_TASK BRIEF_.
Set the data down again so that every line matches exactly.

** DATA FOR THIS EXERCISE follows **

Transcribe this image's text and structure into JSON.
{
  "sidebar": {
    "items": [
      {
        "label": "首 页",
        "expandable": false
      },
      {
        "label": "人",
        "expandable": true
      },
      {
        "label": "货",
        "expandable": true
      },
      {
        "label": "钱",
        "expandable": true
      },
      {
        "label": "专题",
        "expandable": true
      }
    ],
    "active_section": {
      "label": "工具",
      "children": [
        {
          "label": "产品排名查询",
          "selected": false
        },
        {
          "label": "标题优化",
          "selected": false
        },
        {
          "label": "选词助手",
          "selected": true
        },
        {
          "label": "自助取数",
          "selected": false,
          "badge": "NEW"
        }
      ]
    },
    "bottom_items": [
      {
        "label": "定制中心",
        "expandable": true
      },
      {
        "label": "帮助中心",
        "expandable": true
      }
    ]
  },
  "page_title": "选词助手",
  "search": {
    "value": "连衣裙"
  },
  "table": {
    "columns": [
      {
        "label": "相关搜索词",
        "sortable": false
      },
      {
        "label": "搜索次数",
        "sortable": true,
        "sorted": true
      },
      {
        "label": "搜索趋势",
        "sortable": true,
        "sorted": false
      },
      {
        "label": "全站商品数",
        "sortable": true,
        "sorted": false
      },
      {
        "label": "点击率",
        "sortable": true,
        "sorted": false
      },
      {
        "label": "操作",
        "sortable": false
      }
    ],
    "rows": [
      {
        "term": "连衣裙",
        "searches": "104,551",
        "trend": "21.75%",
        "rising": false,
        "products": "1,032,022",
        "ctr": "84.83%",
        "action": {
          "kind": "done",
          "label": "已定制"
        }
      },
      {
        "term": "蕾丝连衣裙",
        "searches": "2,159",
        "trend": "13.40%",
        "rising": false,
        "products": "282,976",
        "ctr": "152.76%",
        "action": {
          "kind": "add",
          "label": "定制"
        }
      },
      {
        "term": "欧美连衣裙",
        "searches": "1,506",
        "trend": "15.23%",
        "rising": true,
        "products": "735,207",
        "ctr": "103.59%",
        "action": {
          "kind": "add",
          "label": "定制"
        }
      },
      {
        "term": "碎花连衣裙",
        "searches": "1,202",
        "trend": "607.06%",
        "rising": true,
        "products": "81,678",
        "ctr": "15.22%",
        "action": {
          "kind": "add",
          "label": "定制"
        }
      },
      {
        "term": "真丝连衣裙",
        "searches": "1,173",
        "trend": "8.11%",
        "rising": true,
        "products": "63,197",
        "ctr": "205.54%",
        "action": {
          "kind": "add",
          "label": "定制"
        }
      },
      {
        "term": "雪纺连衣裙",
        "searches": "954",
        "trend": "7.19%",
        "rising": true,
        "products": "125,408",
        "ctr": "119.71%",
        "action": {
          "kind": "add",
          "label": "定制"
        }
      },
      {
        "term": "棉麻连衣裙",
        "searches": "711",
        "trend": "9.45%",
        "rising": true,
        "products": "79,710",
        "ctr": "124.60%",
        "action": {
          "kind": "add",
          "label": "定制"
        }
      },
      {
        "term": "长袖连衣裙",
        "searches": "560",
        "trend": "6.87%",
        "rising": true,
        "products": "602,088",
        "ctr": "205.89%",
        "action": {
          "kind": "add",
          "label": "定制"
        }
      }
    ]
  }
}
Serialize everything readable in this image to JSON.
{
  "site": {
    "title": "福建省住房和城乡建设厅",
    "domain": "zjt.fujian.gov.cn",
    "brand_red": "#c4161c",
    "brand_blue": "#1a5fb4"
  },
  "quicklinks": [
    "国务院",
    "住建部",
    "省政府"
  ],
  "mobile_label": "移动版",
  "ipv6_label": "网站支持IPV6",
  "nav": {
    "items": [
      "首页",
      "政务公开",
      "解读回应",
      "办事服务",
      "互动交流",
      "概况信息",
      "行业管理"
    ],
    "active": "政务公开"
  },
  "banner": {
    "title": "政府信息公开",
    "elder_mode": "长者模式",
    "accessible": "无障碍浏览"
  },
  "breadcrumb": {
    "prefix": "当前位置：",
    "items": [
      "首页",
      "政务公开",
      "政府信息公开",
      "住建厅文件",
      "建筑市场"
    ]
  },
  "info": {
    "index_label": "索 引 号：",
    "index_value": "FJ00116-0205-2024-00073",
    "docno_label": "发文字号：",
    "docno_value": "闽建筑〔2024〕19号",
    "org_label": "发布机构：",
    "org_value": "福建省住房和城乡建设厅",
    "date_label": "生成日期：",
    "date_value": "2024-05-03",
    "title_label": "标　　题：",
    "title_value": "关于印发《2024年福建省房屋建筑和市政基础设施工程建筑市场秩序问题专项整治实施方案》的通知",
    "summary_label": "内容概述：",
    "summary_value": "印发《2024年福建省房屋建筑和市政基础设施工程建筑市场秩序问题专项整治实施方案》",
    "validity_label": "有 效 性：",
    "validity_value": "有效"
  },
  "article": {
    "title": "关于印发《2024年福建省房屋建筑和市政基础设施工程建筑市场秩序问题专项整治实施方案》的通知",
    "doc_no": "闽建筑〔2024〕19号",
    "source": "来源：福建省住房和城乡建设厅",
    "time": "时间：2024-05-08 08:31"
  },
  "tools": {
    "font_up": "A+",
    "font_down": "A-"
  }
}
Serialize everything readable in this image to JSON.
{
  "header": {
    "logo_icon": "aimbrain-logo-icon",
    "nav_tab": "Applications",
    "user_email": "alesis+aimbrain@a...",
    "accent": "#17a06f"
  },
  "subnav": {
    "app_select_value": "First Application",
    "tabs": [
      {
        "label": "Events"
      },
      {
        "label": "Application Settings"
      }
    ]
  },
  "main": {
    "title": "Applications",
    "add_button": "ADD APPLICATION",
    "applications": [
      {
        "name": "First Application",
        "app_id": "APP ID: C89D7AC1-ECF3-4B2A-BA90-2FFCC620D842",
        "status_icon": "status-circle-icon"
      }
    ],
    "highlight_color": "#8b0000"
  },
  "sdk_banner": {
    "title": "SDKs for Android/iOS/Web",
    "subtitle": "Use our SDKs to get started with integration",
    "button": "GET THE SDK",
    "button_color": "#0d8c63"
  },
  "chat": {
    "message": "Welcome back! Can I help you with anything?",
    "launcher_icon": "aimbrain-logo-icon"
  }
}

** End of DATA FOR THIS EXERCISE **

_REPLY_.
Transcribe this image's text and structure into JSON.
{
  "sidebar": {
    "items": [
      {
        "label": "首 页",
        "expandable": false
      },
      {
        "label": "人",
        "expandable": true
      },
      {
        "label": "货",
        "expandable": true
      },
      {
        "label": "钱",
        "expandable": true
      },
      {
        "label": "专题",
        "expandable": true
      }
    ],
    "active_section": {
      "label": "工具",
      "children": [
        {
          "label": "产品排名查询",
          "selected": false
        },
        {
          "label": "标题优化",
          "selected": false
        },
        {
          "label": "选词助手",
          "selected": true
        },
        {
          "label": "自助取数",
          "selected": false,
          "badge": "NEW"
        }
      ]
    },
    "bottom_items": [
      {
        "label": "定制中心",
        "expandable": true
      },
      {
        "label": "帮助中心",
        "expandable": true
      }
    ]
  },
  "page_title": "选词助手",
  "search": {
    "value": "连衣裙"
  },
  "table": {
    "columns": [
      {
        "label": "相关搜索词",
        "sortable": false
      },
      {
        "label": "搜索次数",
        "sortable": true,
        "sorted": true
      },
      {
        "label": "搜索趋势",
        "sortable": true,
        "sorted": false
      },
      {
        "label": "全站商品数",
        "sortable": true,
        "sorted": false
      },
      {
        "label": "点击率",
        "sortable": true,
        "sorted": false
      },
      {
        "label": "操作",
        "sortable": false
      }
    ],
    "rows": [
      {
        "term": "连衣裙",
        "searches": "104,551",
        "trend": "21.75%",
        "rising": false,
        "products": "1,032,022",
        "ctr": "84.83%",
        "action": {
          "kind": "done",
          "label": "已定制"
        }
      },
      {
        "term": "蕾丝连衣裙",
        "searches": "2,159",
        "trend": "13.40%",
        "rising": false,
        "products": "282,976",
        "ctr": "152.76%",
        "action": {
          "kind": "add",
          "label": "定制"
        }
      },
      {
        "term": "欧美连衣裙",
        "searches": "1,506",
        "trend": "15.23%",
        "rising": true,
        "products": "735,207",
        "ctr": "103.59%",
        "action": {
          "kind": "add",
          "label": "定制"
        }
      },
      {
        "term": "碎花连衣裙",
        "searches": "1,202",
        "trend": "607.06%",
        "rising": true,
        "products": "81,678",
        "ctr": "15.22%",
        "action": {
          "kind": "add",
          "label": "定制"
        }
      },
      {
        "term": "真丝连衣裙",
        "searches": "1,173",
        "trend": "8.11%",
        "rising": true,
        "products": "63,197",
        "ctr": "205.54%",
        "action": {
          "kind": "add",
          "label": "定制"
        }
      },
      {
        "term": "雪纺连衣裙",
        "searches": "954",
        "trend": "7.19%",
        "rising": true,
        "products": "125,408",
        "ctr": "119.71%",
        "action": {
          "kind": "add",
          "label": "定制"
        }
      },
      {
        "term": "棉麻连衣裙",
        "searches": "711",
        "trend": "9.45%",
        "rising": true,
        "products": "79,710",
        "ctr": "124.60%",
        "action": {
          "kind": "add",
          "label": "定制"
        }
      },
      {
        "term": "长袖连衣裙",
        "searches": "560",
        "trend": "6.87%",
        "rising": true,
        "products": "602,088",
        "ctr": "205.89%",
        "action": {
          "kind": "add",
          "label": "定制"
        }
      }
    ]
  }
}
Serialize everything readable in this image to JSON.
{
  "site": {
    "title": "福建省住房和城乡建设厅",
    "domain": "zjt.fujian.gov.cn",
    "brand_red": "#c4161c",
    "brand_blue": "#1a5fb4"
  },
  "quicklinks": [
    "国务院",
    "住建部",
    "省政府"
  ],
  "mobile_label": "移动版",
  "ipv6_label": "网站支持IPV6",
  "nav": {
    "items": [
      "首页",
      "政务公开",
      "解读回应",
      "办事服务",
      "互动交流",
      "概况信息",
      "行业管理"
    ],
    "active": "政务公开"
  },
  "banner": {
    "title": "政府信息公开",
    "elder_mode": "长者模式",
    "accessible": "无障碍浏览"
  },
  "breadcrumb": {
    "prefix": "当前位置：",
    "items": [
      "首页",
      "政务公开",
      "政府信息公开",
      "住建厅文件",
      "建筑市场"
    ]
  },
  "info": {
    "index_label": "索 引 号：",
    "index_value": "FJ00116-0205-2024-00073",
    "docno_label": "发文字号：",
    "docno_value": "闽建筑〔2024〕19号",
    "org_label": "发布机构：",
    "org_value": "福建省住房和城乡建设厅",
    "date_label": "生成日期：",
    "date_value": "2024-05-03",
    "title_label": "标　　题：",
    "title_value": "关于印发《2024年福建省房屋建筑和市政基础设施工程建筑市场秩序问题专项整治实施方案》的通知",
    "summary_label": "内容概述：",
    "summary_value": "印发《2024年福建省房屋建筑和市政基础设施工程建筑市场秩序问题专项整治实施方案》",
    "validity_label": "有 效 性：",
    "validity_value": "有效"
  },
  "article": {
    "title": "关于印发《2024年福建省房屋建筑和市政基础设施工程建筑市场秩序问题专项整治实施方案》的通知",
    "doc_no": "闽建筑〔2024〕19号",
    "source": "来源：福建省住房和城乡建设厅",
    "time": "时间：2024-05-08 08:31"
  },
  "tools": {
    "font_up": "A+",
    "font_down": "A-"
  }
}
Serialize everything readable in this image to JSON.
{
  "header": {
    "logo_icon": "aimbrain-logo-icon",
    "nav_tab": "Applications",
    "user_email": "alesis+aimbrain@a...",
    "accent": "#17a06f"
  },
  "subnav": {
    "app_select_value": "First Application",
    "tabs": [
      {
        "label": "Events"
      },
      {
        "label": "Application Settings"
      }
    ]
  },
  "main": {
    "title": "Applications",
    "add_button": "ADD APPLICATION",
    "applications": [
      {
        "name": "First Application",
        "app_id": "APP ID: C89D7AC1-ECF3-4B2A-BA90-2FFCC620D842",
        "status_icon": "status-circle-icon"
      }
    ],
    "highlight_color": "#8b0000"
  },
  "sdk_banner": {
    "title": "SDKs for Android/iOS/Web",
    "subtitle": "Use our SDKs to get started with integration",
    "button": "GET THE SDK",
    "button_color": "#0d8c63"
  },
  "chat": {
    "message": "Welcome back! Can I help you with anything?",
    "launcher_icon": "aimbrain-logo-icon"
  }
}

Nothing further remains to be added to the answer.